[Exercise requirements]
Check the listing below line by line and report how many lines hold "Input", with no other words.

-- Data shown follows --

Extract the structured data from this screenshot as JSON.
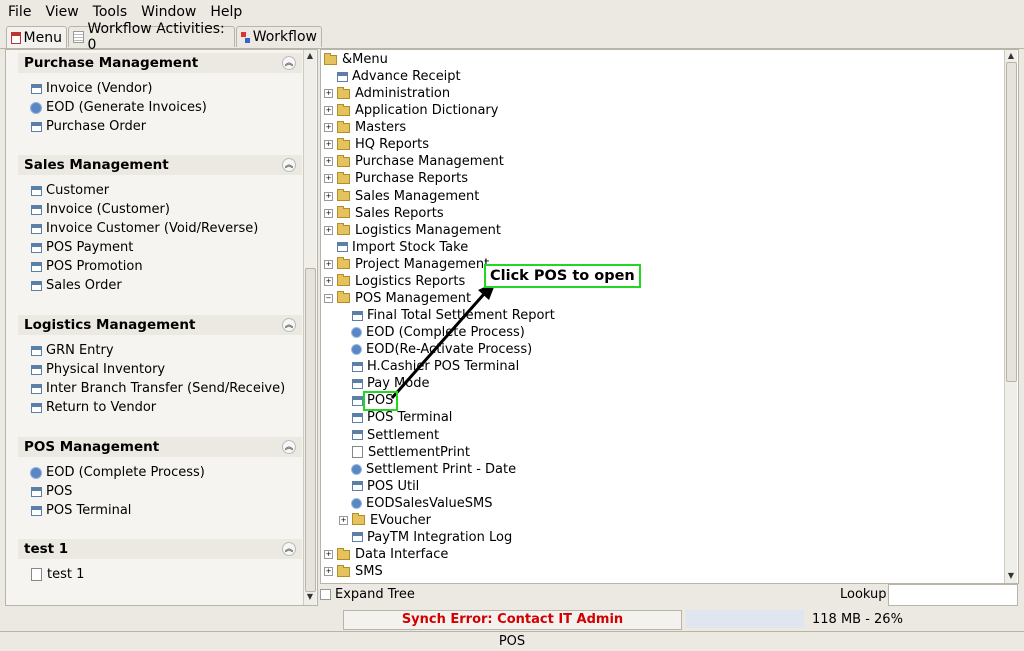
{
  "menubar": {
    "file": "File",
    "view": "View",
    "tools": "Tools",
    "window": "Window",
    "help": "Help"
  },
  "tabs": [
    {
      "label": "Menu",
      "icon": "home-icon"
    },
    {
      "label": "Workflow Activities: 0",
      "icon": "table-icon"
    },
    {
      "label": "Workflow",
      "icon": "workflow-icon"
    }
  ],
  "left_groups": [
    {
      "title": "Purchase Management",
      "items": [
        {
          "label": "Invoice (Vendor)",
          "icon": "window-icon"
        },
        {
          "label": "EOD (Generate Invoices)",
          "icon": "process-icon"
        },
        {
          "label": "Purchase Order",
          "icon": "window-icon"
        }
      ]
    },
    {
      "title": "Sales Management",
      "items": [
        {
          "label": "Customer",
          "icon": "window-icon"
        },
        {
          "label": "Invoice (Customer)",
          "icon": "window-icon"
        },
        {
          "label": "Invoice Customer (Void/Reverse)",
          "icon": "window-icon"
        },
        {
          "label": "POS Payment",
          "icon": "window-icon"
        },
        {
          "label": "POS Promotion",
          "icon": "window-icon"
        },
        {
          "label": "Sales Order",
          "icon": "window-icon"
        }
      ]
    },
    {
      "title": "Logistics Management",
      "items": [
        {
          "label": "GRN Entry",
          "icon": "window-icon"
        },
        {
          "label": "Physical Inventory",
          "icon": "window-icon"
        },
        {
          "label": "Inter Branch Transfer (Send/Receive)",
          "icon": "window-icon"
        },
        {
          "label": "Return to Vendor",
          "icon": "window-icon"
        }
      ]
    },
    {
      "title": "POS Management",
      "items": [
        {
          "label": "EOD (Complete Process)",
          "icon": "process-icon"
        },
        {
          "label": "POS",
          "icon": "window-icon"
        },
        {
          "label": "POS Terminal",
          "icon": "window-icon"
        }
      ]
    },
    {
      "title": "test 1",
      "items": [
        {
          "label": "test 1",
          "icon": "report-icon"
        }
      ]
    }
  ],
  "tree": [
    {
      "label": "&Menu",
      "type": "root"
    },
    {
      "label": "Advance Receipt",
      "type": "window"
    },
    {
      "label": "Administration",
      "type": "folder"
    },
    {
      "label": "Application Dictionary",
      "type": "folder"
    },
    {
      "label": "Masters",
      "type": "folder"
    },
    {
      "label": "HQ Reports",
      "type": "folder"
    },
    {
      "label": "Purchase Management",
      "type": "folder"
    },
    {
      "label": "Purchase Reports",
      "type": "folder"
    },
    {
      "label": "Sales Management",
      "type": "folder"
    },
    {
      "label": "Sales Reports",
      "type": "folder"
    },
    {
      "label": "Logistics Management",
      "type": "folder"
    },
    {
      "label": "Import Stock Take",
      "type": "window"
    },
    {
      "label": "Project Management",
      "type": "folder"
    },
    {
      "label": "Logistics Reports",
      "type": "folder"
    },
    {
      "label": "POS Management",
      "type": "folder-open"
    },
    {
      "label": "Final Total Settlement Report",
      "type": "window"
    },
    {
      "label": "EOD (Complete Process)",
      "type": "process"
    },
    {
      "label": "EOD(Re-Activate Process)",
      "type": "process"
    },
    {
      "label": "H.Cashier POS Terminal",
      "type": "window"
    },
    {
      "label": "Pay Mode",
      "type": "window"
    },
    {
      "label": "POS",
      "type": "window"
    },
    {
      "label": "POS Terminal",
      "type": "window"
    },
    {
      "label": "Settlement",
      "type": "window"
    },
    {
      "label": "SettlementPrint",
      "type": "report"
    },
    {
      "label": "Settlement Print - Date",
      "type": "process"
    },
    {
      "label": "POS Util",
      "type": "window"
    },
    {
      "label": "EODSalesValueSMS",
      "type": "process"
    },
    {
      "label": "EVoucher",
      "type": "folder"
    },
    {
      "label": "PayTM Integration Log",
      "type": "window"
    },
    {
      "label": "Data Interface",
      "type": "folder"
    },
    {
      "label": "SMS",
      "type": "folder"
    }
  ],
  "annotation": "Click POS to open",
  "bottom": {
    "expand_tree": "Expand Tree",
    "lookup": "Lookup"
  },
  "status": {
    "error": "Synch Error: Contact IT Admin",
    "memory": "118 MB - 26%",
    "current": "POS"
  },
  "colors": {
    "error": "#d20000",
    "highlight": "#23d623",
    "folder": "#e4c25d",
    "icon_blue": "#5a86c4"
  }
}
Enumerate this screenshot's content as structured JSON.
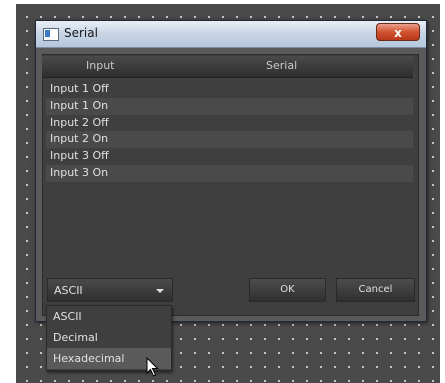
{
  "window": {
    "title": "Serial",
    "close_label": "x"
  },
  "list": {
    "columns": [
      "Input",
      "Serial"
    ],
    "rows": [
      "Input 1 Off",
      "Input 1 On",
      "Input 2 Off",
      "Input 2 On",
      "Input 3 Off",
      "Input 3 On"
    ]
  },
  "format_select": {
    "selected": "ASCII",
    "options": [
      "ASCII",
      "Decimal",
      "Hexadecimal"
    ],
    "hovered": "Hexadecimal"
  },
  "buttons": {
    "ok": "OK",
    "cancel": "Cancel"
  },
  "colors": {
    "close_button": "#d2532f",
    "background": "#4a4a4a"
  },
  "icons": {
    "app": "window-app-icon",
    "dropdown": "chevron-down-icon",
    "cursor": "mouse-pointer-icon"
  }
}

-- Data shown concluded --
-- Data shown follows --

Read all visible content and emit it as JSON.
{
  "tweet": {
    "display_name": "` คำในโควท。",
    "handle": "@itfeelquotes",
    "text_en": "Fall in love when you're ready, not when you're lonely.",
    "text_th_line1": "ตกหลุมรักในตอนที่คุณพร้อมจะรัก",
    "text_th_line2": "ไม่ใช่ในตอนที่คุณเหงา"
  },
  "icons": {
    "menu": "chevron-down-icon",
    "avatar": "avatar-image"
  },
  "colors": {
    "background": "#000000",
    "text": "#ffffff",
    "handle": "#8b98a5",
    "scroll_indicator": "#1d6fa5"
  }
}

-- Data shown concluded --
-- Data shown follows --

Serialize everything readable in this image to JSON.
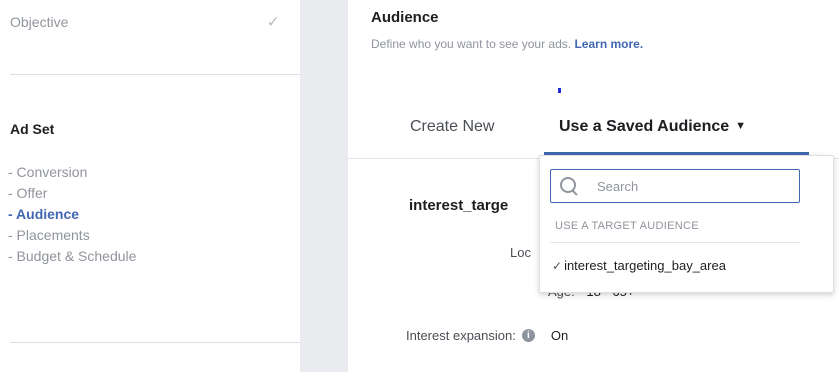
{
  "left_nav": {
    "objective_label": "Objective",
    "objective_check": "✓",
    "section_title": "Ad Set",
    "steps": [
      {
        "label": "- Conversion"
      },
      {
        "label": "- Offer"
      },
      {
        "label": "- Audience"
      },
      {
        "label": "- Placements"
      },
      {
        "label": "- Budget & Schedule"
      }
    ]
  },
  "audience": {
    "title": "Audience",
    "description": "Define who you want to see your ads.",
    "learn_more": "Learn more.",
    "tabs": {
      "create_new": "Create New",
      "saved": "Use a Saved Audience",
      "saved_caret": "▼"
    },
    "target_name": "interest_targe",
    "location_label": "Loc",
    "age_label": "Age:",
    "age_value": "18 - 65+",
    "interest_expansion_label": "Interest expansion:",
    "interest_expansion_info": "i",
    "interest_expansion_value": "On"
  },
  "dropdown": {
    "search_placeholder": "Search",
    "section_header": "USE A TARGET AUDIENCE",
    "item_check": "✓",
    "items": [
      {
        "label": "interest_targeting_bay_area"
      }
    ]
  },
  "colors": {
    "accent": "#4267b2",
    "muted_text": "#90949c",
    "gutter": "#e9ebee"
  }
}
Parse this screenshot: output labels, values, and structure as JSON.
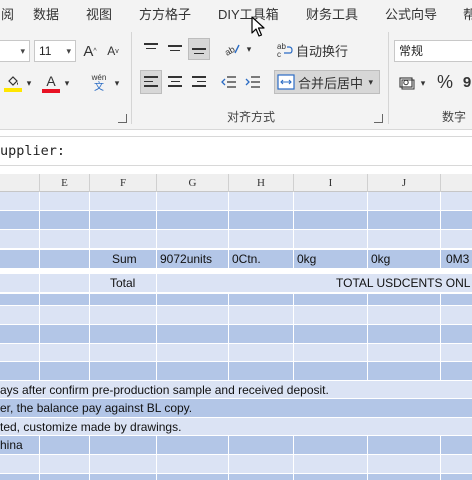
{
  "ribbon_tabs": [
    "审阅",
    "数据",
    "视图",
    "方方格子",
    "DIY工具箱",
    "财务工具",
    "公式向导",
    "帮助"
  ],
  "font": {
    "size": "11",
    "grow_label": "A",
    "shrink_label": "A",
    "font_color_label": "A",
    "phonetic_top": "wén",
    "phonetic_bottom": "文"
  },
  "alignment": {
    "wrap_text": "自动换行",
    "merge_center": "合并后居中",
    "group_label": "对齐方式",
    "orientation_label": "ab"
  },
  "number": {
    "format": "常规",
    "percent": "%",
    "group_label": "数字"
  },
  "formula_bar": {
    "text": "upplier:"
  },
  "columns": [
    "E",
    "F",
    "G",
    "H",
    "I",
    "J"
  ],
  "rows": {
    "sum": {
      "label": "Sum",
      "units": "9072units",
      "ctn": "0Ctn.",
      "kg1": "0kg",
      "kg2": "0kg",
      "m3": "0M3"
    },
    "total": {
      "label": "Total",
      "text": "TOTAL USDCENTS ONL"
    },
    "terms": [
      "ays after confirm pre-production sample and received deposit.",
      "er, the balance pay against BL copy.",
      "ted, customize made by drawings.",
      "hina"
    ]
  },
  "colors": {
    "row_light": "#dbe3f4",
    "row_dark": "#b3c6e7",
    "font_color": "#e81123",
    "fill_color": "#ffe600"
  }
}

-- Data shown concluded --

[Answer box]
7